I’m just going to stay it right off the bat: The Walking Dead is my personal pick for game of the year, no contest. It is simply, in my opinion, easily one of the greatest adventure games ever made and one of the best stories ever told by a video game. Episode five was the very satisfying conclusion to what has been one heck of an emotional trip into Robert Kirkman’s world.
This will be my spoiler free-ish review. I may or may not write a spoiler-filled reflection on the game in a while, but for now you can rest assured that if you haven’t played the game yet, I will keep the spoilers to a minimum. Though I will say, right off the bat, that my severe acrophobia did not make playing this last episode any easier.
So, Lee doesn’t have much time left to rescue Clem from her mysterious abductor, and as he tries to find out who it is and where they are, things just keep going from worst to worsterer. (I know that’s grammatically blasphemous… My not-so-inner editor just died a little, but there’s really no other way to describe it.) I was honestly surprised by how this game could still manage to throw me for a loop several times, even though I was expecting it. I knew certain things might or would happen and yet it was still like a punch to the gut when they did. Things kept falling apart, and yet all you can do is keep moving on.
I was also constantly surprised by just how expert Telltale has become at manipulating my emotions. Man, I hated Clem’s kidnapper with a passion, right up until right before I met him and suddenly I was having second thoughts, even though it was too late. The emotional whiplash is even worse since right before the encounter you have a pretty awesome zombie-killing scene with some brilliant music that just pumps you up and gets you ready to take on the whole world, forget about some two-bit human chump. But then you see one thing on your way to meet him and it’s like popping a balloon. “Oh!” You think to yourself, “Oh, wow. This can’t be happening. I now know exactly one thing about this unknown kidnapper, and instead of hating him, I suddenly feel very sorry for him, and wish it didn’t have to come to this.” At least, that’s pretty much what went through my head. This showdown, if you can call it that, is probably one of the best parts of the episode, nay, the series. It forces you to face the many sadistic choices you’ve been forced to make one last time and either own up or express regret. It’s a simply brilliant scene.

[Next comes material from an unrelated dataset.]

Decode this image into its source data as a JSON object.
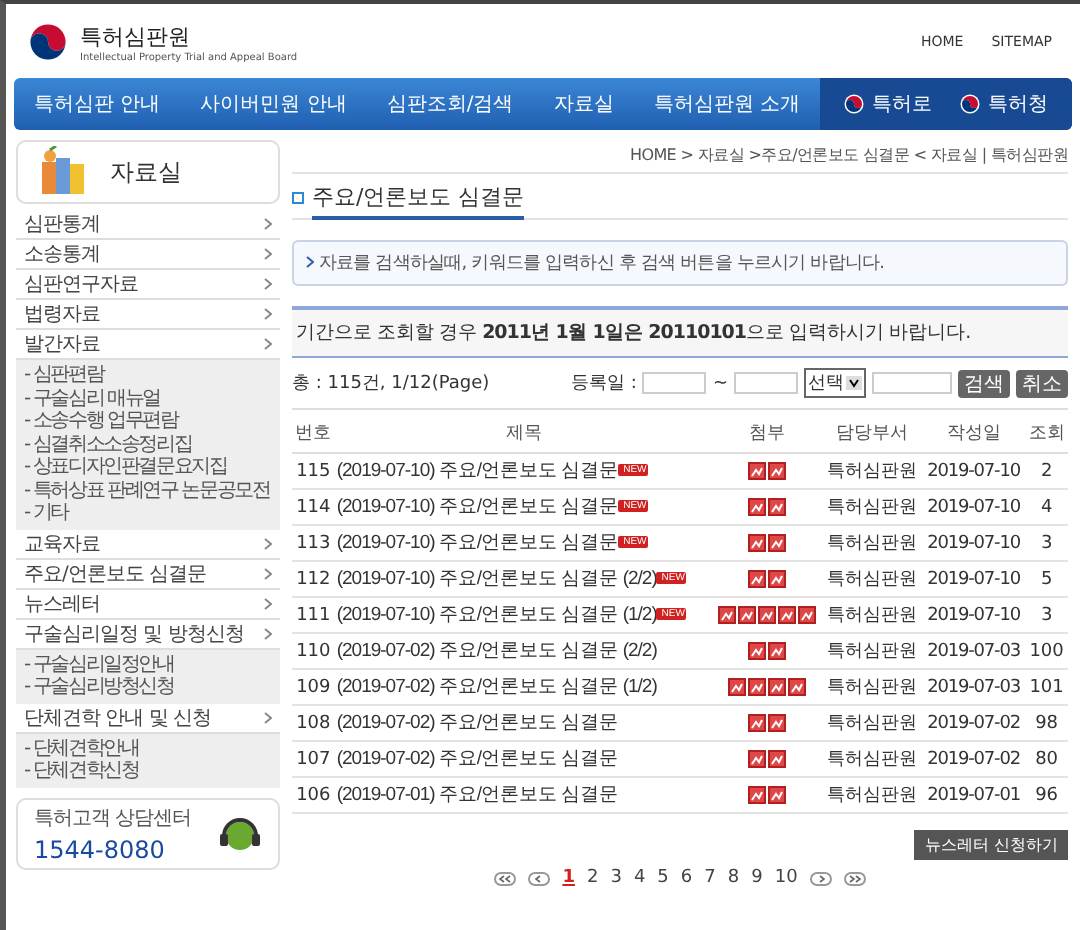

And in the end, everything leads up to what it now seems to me that the game was always inevitably leading up to. Again, I won’t spoil, but I will say that as a parent, I very much appreciated the end, and was surprised at how much pride I felt at what was happening, even though I probably should have been crying. And yes, I can honestly say this series never made my cry, but I will admit it came pretty close several times. I will not make fun of anyone who admits that they did cry at this game. It’s that emotional
(Very Long) Bottom Line: I’ve seen that The Walking Dead has already been winning Game of the Year awards. It deserves each and every one. If we here at Buy Zombie gave out a Game of the Year award, TWD by Telltale would have my enthusiastic and wholehearted vote. I would dare venture into what some may consider blasphemous territory and say it’s even better than the comics themselves. Is the game perfect? Of course not. It has plenty of flaws, but almost all of them are technical issues related to the medium it’s presented in. But I’m a story guy and I’m usually far more interested in a game’s story than anything else. The Walking Dead has a story that is so powerful and emotional, and the way the story is told is so immersive, that I have no problems overlooking those technical issues and declaring Telltale’s The Walking Dead one of the greatest video games ever made.
More than that though, when it comes to what I consider “the zombie apocalypse” I have a very small “canon” of stories/movies/whatever that I feel anyone interested in the genre must read/watch/experience. The original book, I Am Legend, by Richard Matheson, for being the source of the genre; The original Night of the Living Dead and Dawn of the Dead, for being the sources from which most of the tropes and cliches we all know and love come from; World War Z, for being able to show the global scale of the apocalypse while keeping it incredibly personal and human; and Left 4 Dead, for being a masterpiece of subtle storytelling. Sure there are plenty of other works that I suggest that people check out, (the apocrypha, if you will) but the canon is what you have to check out. I am very particular about what I add to it. The Walking Dead comics have been on my apocrypha list since I first read them, and I’ve been on the fence about including them in the canon for just as long. The Walking Dead by Telltale Games however, won me over during the fourth episode. I was just waiting to make sure they didn’t flub the finale, and they didn’t. This game is a classic, and if you consider yourself a fan of the zombie apocalypse or even just zombies in general, then you must play this game. Play it the way it was meant to be played, look past the limitations of the medium and focus on the story. Let yourself care about the characters, form your own opinions about them and play accordingly. You won’t be disappointed.